Jury Trials in Japan


The Japanese are seeking to involve their citizens in the judicial system. They are also establishing a check on the power of the judiciary. Towards these goals, they have enacted legislation to create jury trials. These remarkable ambitions envision adopting a mixed-jury system, slated to take effect in 2009. In this mixed-jury system, judges and citizens participate together in the jury deliberation.

This article first explores the differences between mixed-juries and the American jury system. It then suggests why the Japanese opted for a mixed-jury system. The article explores psychological theories surrounding collective judgment and how dominant individuals influence group dynamics. With these theories in place, the article assesses Japanese cultural attitudes and suggests that the objectives of meaningful citizen participation may be impeded in the jury deliberation process.
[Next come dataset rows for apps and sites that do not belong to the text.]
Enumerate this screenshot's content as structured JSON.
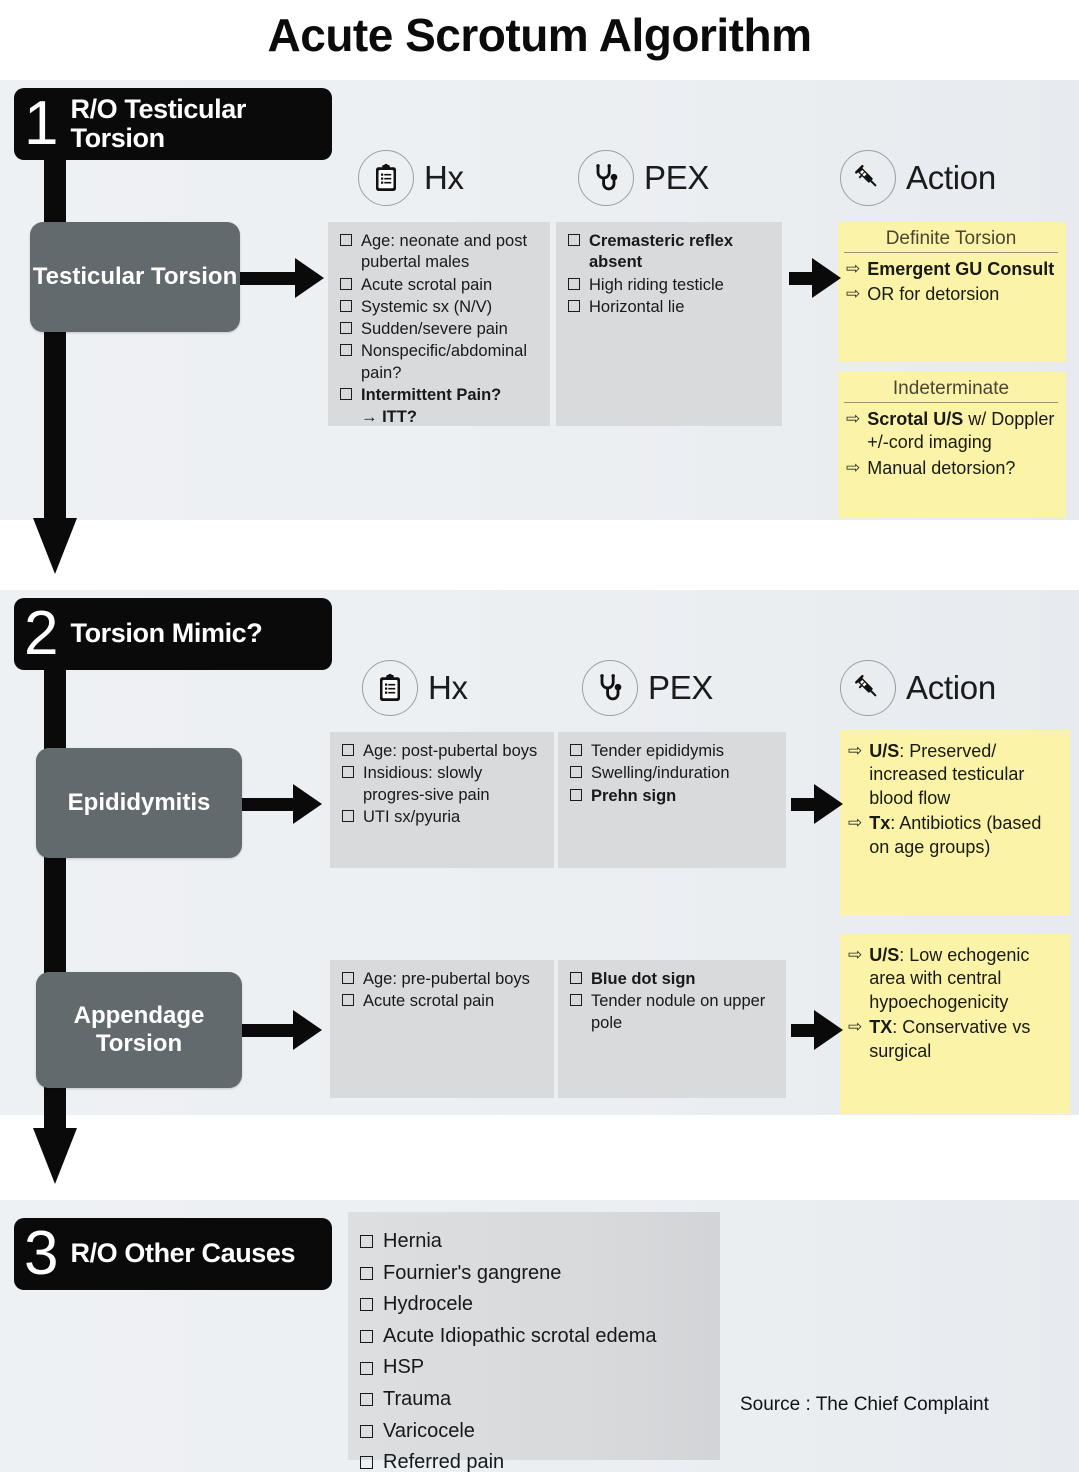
{
  "title": "Acute Scrotum Algorithm",
  "source": "Source : The Chief Complaint",
  "columns": {
    "hx": {
      "label": "Hx",
      "icon": "clipboard-icon"
    },
    "pex": {
      "label": "PEX",
      "icon": "stethoscope-icon"
    },
    "action": {
      "label": "Action",
      "icon": "syringe-icon"
    }
  },
  "colors": {
    "panel_bg": "#eceff2",
    "step_header_bg": "#0a0a0a",
    "condition_box_bg": "#636a6e",
    "fact_box_bg": "#d8dadc",
    "action_box_bg": "#fbf3a8",
    "arrow": "#0a0a0a"
  },
  "sections": [
    {
      "number": "1",
      "title": "R/O Testicular Torsion",
      "rows": [
        {
          "condition": "Testicular Torsion",
          "hx": [
            {
              "text": "Age: neonate and post pubertal males",
              "bold": false
            },
            {
              "text": "Acute scrotal pain",
              "bold": false
            },
            {
              "text": "Systemic sx (N/V)",
              "bold": false
            },
            {
              "text": "Sudden/severe pain",
              "bold": false
            },
            {
              "text": "Nonspecific/abdominal pain?",
              "bold": false
            },
            {
              "text": "Intermittent Pain?",
              "bold": true
            },
            {
              "text": "→ ITT?",
              "bold": true,
              "checkbox": false
            }
          ],
          "pex": [
            {
              "text": "Cremasteric reflex absent",
              "bold": true
            },
            {
              "text": "High riding testicle",
              "bold": false
            },
            {
              "text": "Horizontal lie",
              "bold": false
            }
          ],
          "action_groups": [
            {
              "heading": "Definite Torsion",
              "items": [
                {
                  "text": "Emergent GU Consult",
                  "bold": true
                },
                {
                  "text": "OR for detorsion",
                  "bold": false
                }
              ]
            },
            {
              "heading": "Indeterminate",
              "items": [
                {
                  "lead": "Scrotal U/S",
                  "text": " w/ Doppler +/-cord imaging",
                  "bold": false
                },
                {
                  "text": "Manual detorsion?",
                  "bold": false
                }
              ]
            }
          ]
        }
      ]
    },
    {
      "number": "2",
      "title": "Torsion Mimic?",
      "rows": [
        {
          "condition": "Epididymitis",
          "hx": [
            {
              "text": "Age: post-pubertal boys",
              "bold": false
            },
            {
              "text": "Insidious: slowly progres-sive pain",
              "bold": false
            },
            {
              "text": "UTI sx/pyuria",
              "bold": false
            }
          ],
          "pex": [
            {
              "text": "Tender epididymis",
              "bold": false
            },
            {
              "text": "Swelling/induration",
              "bold": false
            },
            {
              "text": "Prehn sign",
              "bold": true
            }
          ],
          "action_groups": [
            {
              "heading": "",
              "items": [
                {
                  "lead": "U/S",
                  "text": ": Preserved/ increased testicular blood flow",
                  "bold": false
                },
                {
                  "lead": "Tx",
                  "text": ": Antibiotics (based on age groups)",
                  "bold": false
                }
              ]
            }
          ]
        },
        {
          "condition": "Appendage Torsion",
          "hx": [
            {
              "text": "Age: pre-pubertal boys",
              "bold": false
            },
            {
              "text": "Acute scrotal pain",
              "bold": false
            }
          ],
          "pex": [
            {
              "text": "Blue dot sign",
              "bold": true
            },
            {
              "text": "Tender nodule on upper pole",
              "bold": false
            }
          ],
          "action_groups": [
            {
              "heading": "",
              "items": [
                {
                  "lead": "U/S",
                  "text": ": Low echogenic area with central hypoechogenicity",
                  "bold": false
                },
                {
                  "lead": "TX",
                  "text": ": Conservative vs surgical",
                  "bold": false
                }
              ]
            }
          ]
        }
      ]
    },
    {
      "number": "3",
      "title": "R/O Other Causes",
      "causes": [
        "Hernia",
        "Fournier's gangrene",
        "Hydrocele",
        "Acute Idiopathic scrotal edema",
        "HSP",
        "Trauma",
        "Varicocele",
        "Referred pain"
      ]
    }
  ]
}
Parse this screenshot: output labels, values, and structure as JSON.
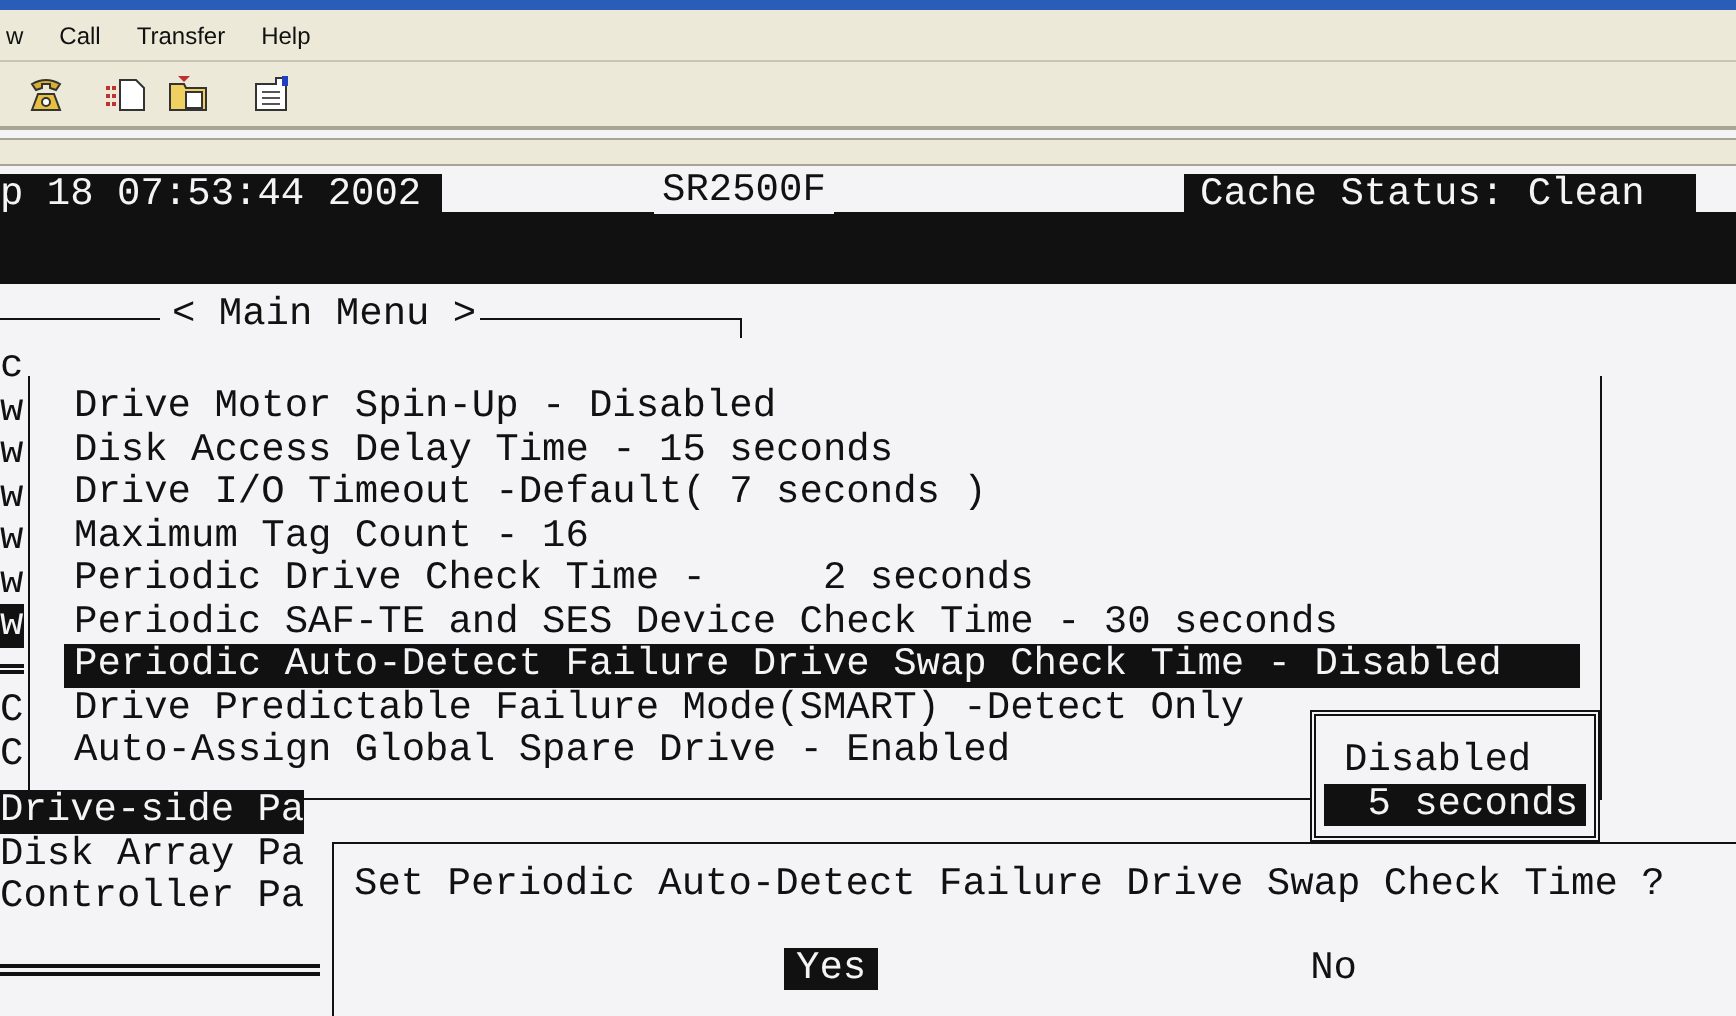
{
  "menu_bar": [
    {
      "label": "w"
    },
    {
      "label": "Call"
    },
    {
      "label": "Transfer"
    },
    {
      "label": "Help"
    }
  ],
  "status": {
    "datetime": "p 18 07:53:44 2002",
    "model": "SR2500F",
    "cache": "Cache Status: Clean"
  },
  "main_menu_title": "< Main Menu >",
  "background_menu_top": [
    {
      "label": "c",
      "selected": false
    },
    {
      "label": "w",
      "selected": false
    },
    {
      "label": "w",
      "selected": false
    },
    {
      "label": "w",
      "selected": false
    },
    {
      "label": "w",
      "selected": false
    },
    {
      "label": "w",
      "selected": false
    },
    {
      "label": "w",
      "selected": true
    }
  ],
  "background_menu_bottom": [
    {
      "label": "C",
      "selected": false
    },
    {
      "label": "C",
      "selected": false
    }
  ],
  "drive_side_menu": {
    "items": [
      {
        "label": "Drive Motor Spin-Up - Disabled",
        "selected": false
      },
      {
        "label": "Disk Access Delay Time - 15 seconds",
        "selected": false
      },
      {
        "label": "Drive I/O Timeout -Default( 7 seconds )",
        "selected": false
      },
      {
        "label": "Maximum Tag Count - 16",
        "selected": false
      },
      {
        "label": "Periodic Drive Check Time -     2 seconds",
        "selected": false
      },
      {
        "label": "Periodic SAF-TE and SES Device Check Time - 30 seconds",
        "selected": false
      },
      {
        "label": "Periodic Auto-Detect Failure Drive Swap Check Time - Disabled",
        "selected": true
      },
      {
        "label": "Drive Predictable Failure Mode(SMART) -Detect Only",
        "selected": false
      },
      {
        "label": "Auto-Assign Global Spare Drive - Enabled",
        "selected": false
      }
    ]
  },
  "options": [
    {
      "label": "Disabled",
      "selected": false
    },
    {
      "label": " 5 seconds",
      "selected": true
    }
  ],
  "parameters_menu": [
    {
      "label": "Drive-side Pa",
      "selected": true
    },
    {
      "label": "Disk Array Pa",
      "selected": false
    },
    {
      "label": "Controller Pa",
      "selected": false
    }
  ],
  "dialog": {
    "question": "Set Periodic Auto-Detect Failure Drive Swap Check Time ?",
    "buttons": [
      {
        "label": "Yes",
        "selected": true
      },
      {
        "label": "No",
        "selected": false
      }
    ]
  }
}
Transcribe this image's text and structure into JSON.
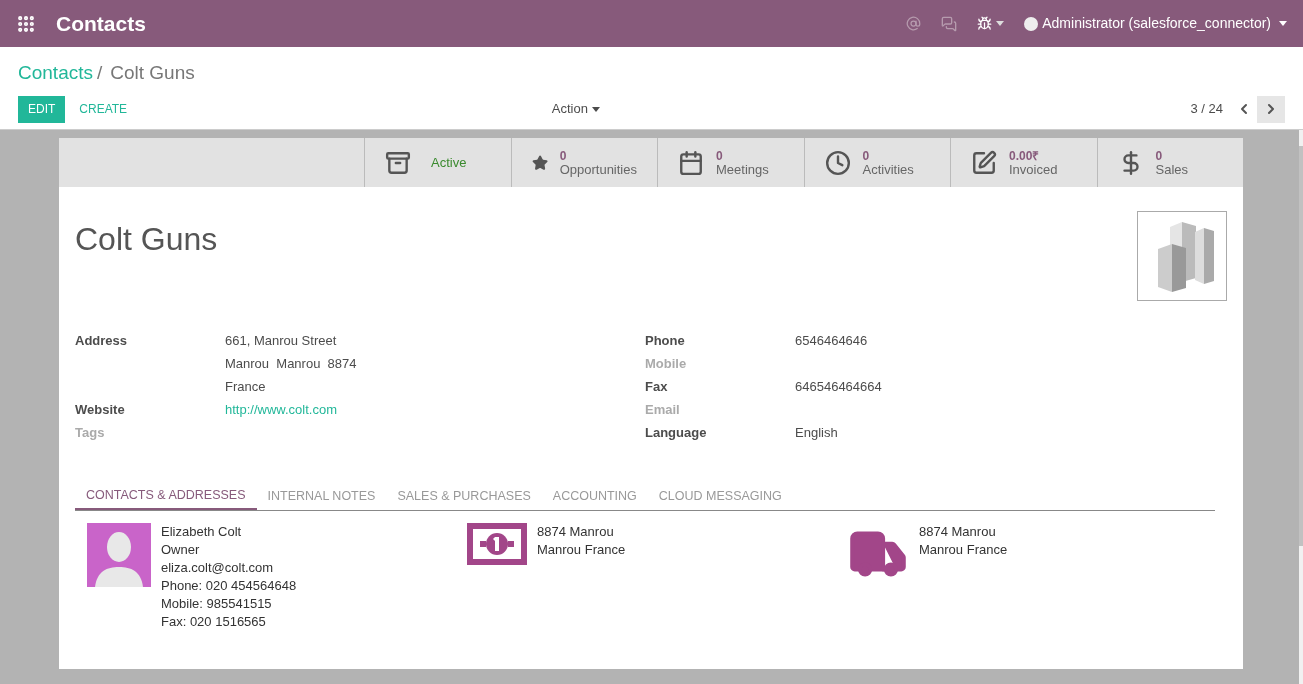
{
  "app_bar": {
    "title": "Contacts",
    "user": "Administrator (salesforce_connector)"
  },
  "breadcrumb": {
    "parent": "Contacts",
    "separator": "/",
    "current": "Colt Guns"
  },
  "buttons": {
    "edit": "EDIT",
    "create": "CREATE",
    "action": "Action"
  },
  "pager": "3 / 24",
  "smart_buttons": [
    {
      "kind": "archive",
      "label": "Active"
    },
    {
      "kind": "star",
      "value": "0",
      "label": "Opportunities"
    },
    {
      "kind": "calendar",
      "value": "0",
      "label": "Meetings"
    },
    {
      "kind": "clock",
      "value": "0",
      "label": "Activities"
    },
    {
      "kind": "edit",
      "value": "0.00₹",
      "label": "Invoiced"
    },
    {
      "kind": "dollar",
      "value": "0",
      "label": "Sales"
    }
  ],
  "name": "Colt Guns",
  "left_fields": [
    {
      "label": "Address",
      "filled": true,
      "lines": [
        "661, Manrou Street",
        "Manrou  Manrou  8874",
        "France"
      ]
    },
    {
      "label": "Website",
      "filled": true,
      "link": true,
      "lines": [
        "http://www.colt.com"
      ]
    },
    {
      "label": "Tags",
      "filled": false
    }
  ],
  "right_fields": [
    {
      "label": "Phone",
      "filled": true,
      "lines": [
        "6546464646"
      ]
    },
    {
      "label": "Mobile",
      "filled": false
    },
    {
      "label": "Fax",
      "filled": true,
      "lines": [
        "646546464664"
      ]
    },
    {
      "label": "Email",
      "filled": false
    },
    {
      "label": "Language",
      "filled": true,
      "lines": [
        "English"
      ]
    }
  ],
  "tabs": [
    {
      "label": "CONTACTS & ADDRESSES",
      "selected": true
    },
    {
      "label": "INTERNAL NOTES",
      "selected": false
    },
    {
      "label": "SALES & PURCHASES",
      "selected": false
    },
    {
      "label": "ACCOUNTING",
      "selected": false
    },
    {
      "label": "CLOUD MESSAGING",
      "selected": false
    }
  ],
  "contacts": [
    {
      "kind": "person",
      "lines": [
        "Elizabeth Colt",
        "Owner",
        "eliza.colt@colt.com",
        "Phone: 020 454564648",
        "Mobile: 985541515",
        "Fax: 020 1516565"
      ]
    },
    {
      "kind": "invoice",
      "lines": [
        "8874 Manrou",
        "Manrou France"
      ]
    },
    {
      "kind": "delivery",
      "lines": [
        "8874 Manrou",
        "Manrou France"
      ]
    }
  ]
}
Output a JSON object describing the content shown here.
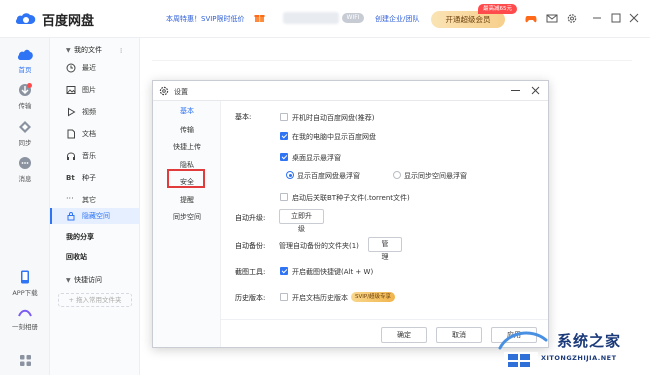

Finally the article proposes specific procedural devices to ensure meaningful citizen participation.


Comparative and Foreign Law | Courts | Criminal Law | Criminal Procedure | International Law | Judges | Jurisprudence | Law and Society

Date of this Version

March 2005